Performance, Performance

One of the big differences between our pitch and the others at Startup Weekend was that ours contained considered and conscious performance.

While I was at the centre of that performance with a minute and a half script as Caroline, two other teammates had written their performance as script, and Chris had included deliberate transitions in his segment.

That performance resonated with the judges, and we know that because of their praise of my voice.

I watched the What Not To Wear episode where they helped a transwoman, and Clinton got it.  “For other women, bad fashion choices are just silly, but for you they can leave you exposed.”

What does this mean?  It means that our performance has to be more considered and conscious than those who are normative, because failing has a greater set of risks for us.

It is very tempting to see transgender expression as a kind of negative expression, with a goal of erasing everything that will twig our status as non-normative.  This is the underlying idea behind trans as concealment.  “I was always a woman, always female, but with a birth defect, and anyone who would point out a birth defect is just a rude and horrible person. ”

TBB, who worked for a long while in Trindad, CO, sometimes chuckle about the transwomen who believe that genital reconstruction surgery will change everything, that erasing the penis will somehow change who you are.  Do they believe that somehow, problems on the flight into Trinidad will magically disappear on the flight home?   Sure, GRS may make you feel more congruent, and it may give you confidence to commit to change, but that simple erasure doesn’t change you.

TBB says the best part of her surgery was that it finally silenced family members who kept telling her to give up gender transition and go back to making her feminine nature invisible.   But she also says that the best part of her transition was when she gave up trying to conceal her biology and her history, and finally opened up about herself, which helped all of her open up. “People wouldn’t want me as a manager before, because I was a bit volatile,” she told me, “but now I am centred in my authenticity, they tend to trust me more.”

This was a hard lesson for her to learn.   She did have friends who told her, for example, that she couldn’t be seen with other transwomen, because now she was a woman and needed people to see her as that.  This is an outgrowth of the truth that it is always easier to pass as being born female if you stay away from other transwomen, because one being read tends to get everyone read.  Of course, this is also a component of stigma that stopped transwomen from gathering, organizing and supporting each other, because if we fear that others will expose us, we will lose our power to connect to change the world to make it easier for kids like us to find healthy expression.

When Dr. Pickering at a local college wanted to help transwomen find their voices, he initially wanted to do what they asked him to do: find a voice that was passable as that of one who went through puberty as a female.  Of course, that was the imagined goal, to make the truth of history and biology invisible, to erase what people found as noise so the message was easier to get out.

I told him, though, that was a futile quest.  When the goal is passing, then being read is failure, and failure disempowers people.  Each one of us has a “passing distance,”  where if you get close enough our biology and history is visible, and, really, we want that to be true.  We want to be able to share our story and our experiences, although, as gay and lesbian people can do, it would be easier if we could only share them when we wanted to and not with every yahoo at the mall.   For many transwomen who went through puberty as a male, though, our bodies can’t lie, and our bones, our adams apple and other bits make our passing distance much greater than we would wish.

What does that mean?

To me, if my trans expression can’t be all about concealing my history as being born male and being raised as a man, it instead has to be about revealing inner truth in the world with confidence and grace.

That may not be what I want, but as my mother in the sky keeps hitting me over the head to learn, a life full of bitterness about what should have happened, about how people failed us, about pain and sorrow, is a life that doesn’t empower anyone to be the best that they can be.   That pissed me off, too, but, well, God grant me the serenity to accept the things I cannot change, the strength to change the things I can change and the wisdom to know the difference.

What did that mean for me in the pitch session on Sunday night?

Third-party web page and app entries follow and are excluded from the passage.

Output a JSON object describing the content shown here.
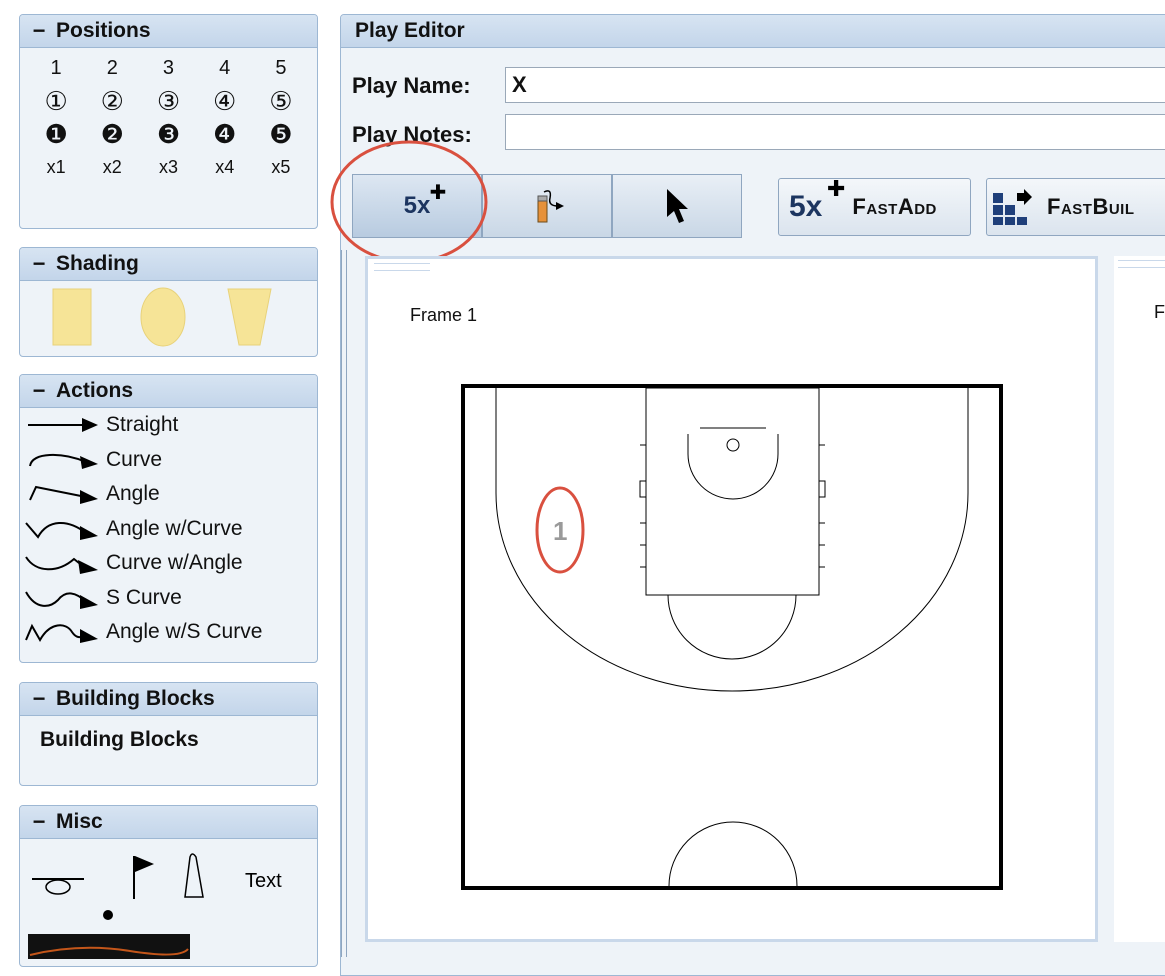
{
  "positions": {
    "title": "Positions",
    "numbers": [
      "1",
      "2",
      "3",
      "4",
      "5"
    ],
    "circled": [
      "①",
      "②",
      "③",
      "④",
      "⑤"
    ],
    "dark": [
      "❶",
      "❷",
      "❸",
      "❹",
      "❺"
    ],
    "x_labels": [
      "x1",
      "x2",
      "x3",
      "x4",
      "x5"
    ]
  },
  "shading": {
    "title": "Shading",
    "fill_color": "#f6e497"
  },
  "actions": {
    "title": "Actions",
    "items": [
      "Straight",
      "Curve",
      "Angle",
      "Angle w/Curve",
      "Curve w/Angle",
      "S Curve",
      "Angle w/S Curve"
    ]
  },
  "building_blocks": {
    "title": "Building Blocks",
    "item": "Building Blocks"
  },
  "misc": {
    "title": "Misc",
    "text_label": "Text"
  },
  "editor": {
    "title": "Play Editor",
    "play_name_label": "Play Name:",
    "play_name_value": "X",
    "play_notes_label": "Play Notes:",
    "play_notes_value": "",
    "toolbar": {
      "add_five_label": "5x",
      "fast_add_label": "FastAdd",
      "fast_build_label": "FastBuil"
    },
    "frames": [
      {
        "label": "Frame 1",
        "player_marker": "1"
      },
      {
        "label": "F"
      }
    ]
  },
  "colors": {
    "panel_header": "#c9d9ec",
    "annotation_red": "#d9503f",
    "shade_yellow": "#f6e497"
  }
}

It meant that I had a lot more experience with conscious and considered performance than the majority of participants who never had to consider how they could communicate themselves in a way past the conventional and routine.

That performance gave us a leg up in the competition.   And it works other places too.  Bereavement counsellor said yesterday “I feel like I was there.  You tell the story of that weekend so well.  But then again, you know that.”

I don’t always know that.  I need to remember my considered and conscious performative exposition that gives me a special place in the world too, at least when I use my experience to powerfully express my own vision of the world. I need to remember that my voice can resonate with people, just like it resonated with the judges, as long as I stay centred in my hard won confidence and truth.

Which, I admit, is easier said than done.